_Your instructions_
Please find the lines in the following records that hold "data", and copy them.

_Records provided_
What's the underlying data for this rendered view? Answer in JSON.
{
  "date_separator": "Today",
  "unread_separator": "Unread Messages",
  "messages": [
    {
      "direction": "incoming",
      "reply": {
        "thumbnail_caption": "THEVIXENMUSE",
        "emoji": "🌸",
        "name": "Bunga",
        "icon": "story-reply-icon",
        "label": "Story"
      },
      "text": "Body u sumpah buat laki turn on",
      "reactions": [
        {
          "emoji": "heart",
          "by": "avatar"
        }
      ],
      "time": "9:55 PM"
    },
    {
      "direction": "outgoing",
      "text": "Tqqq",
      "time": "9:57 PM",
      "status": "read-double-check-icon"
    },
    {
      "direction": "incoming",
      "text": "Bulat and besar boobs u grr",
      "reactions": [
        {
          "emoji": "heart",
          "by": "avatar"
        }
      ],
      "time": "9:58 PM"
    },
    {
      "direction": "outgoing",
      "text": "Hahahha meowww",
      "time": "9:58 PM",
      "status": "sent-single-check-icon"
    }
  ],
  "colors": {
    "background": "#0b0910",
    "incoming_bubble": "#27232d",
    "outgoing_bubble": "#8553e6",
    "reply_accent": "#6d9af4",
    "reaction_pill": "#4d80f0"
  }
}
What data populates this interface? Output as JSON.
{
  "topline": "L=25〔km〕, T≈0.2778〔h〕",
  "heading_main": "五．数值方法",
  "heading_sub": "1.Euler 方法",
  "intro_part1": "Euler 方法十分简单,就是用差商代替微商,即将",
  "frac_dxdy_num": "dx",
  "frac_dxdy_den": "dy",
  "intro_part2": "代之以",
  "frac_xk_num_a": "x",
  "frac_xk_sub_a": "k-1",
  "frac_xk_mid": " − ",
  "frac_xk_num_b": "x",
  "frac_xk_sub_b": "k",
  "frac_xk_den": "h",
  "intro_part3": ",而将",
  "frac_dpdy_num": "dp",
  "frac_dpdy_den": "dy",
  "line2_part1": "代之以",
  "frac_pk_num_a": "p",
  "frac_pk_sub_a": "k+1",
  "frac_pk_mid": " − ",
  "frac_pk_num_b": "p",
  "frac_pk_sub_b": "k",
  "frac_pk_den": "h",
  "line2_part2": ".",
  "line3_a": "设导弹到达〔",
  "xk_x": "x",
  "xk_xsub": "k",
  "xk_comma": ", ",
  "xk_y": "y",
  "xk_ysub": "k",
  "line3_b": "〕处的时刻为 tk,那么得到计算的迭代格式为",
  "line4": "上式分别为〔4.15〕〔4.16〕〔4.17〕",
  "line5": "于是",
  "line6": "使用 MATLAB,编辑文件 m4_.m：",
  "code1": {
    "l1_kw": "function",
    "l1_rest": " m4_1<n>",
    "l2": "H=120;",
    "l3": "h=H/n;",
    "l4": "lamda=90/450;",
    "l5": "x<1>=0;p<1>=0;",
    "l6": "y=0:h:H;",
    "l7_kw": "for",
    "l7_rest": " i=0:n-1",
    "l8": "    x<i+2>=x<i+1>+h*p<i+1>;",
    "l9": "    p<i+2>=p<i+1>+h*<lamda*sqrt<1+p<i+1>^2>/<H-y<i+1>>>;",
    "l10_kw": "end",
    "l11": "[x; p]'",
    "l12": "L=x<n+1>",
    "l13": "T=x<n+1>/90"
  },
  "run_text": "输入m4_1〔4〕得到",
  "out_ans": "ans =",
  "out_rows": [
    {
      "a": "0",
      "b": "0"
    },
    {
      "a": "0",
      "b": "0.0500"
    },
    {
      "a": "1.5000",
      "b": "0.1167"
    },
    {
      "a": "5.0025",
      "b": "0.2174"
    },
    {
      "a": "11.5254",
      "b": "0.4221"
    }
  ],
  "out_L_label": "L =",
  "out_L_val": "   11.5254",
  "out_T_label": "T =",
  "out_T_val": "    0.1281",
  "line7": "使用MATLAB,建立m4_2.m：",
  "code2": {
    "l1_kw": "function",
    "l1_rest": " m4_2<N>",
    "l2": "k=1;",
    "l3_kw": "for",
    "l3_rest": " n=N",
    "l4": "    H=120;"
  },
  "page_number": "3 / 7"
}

_Result of this exercise_
What's the underlying data for this rendered view? Answer in JSON.
What data populates this interface? Output as JSON.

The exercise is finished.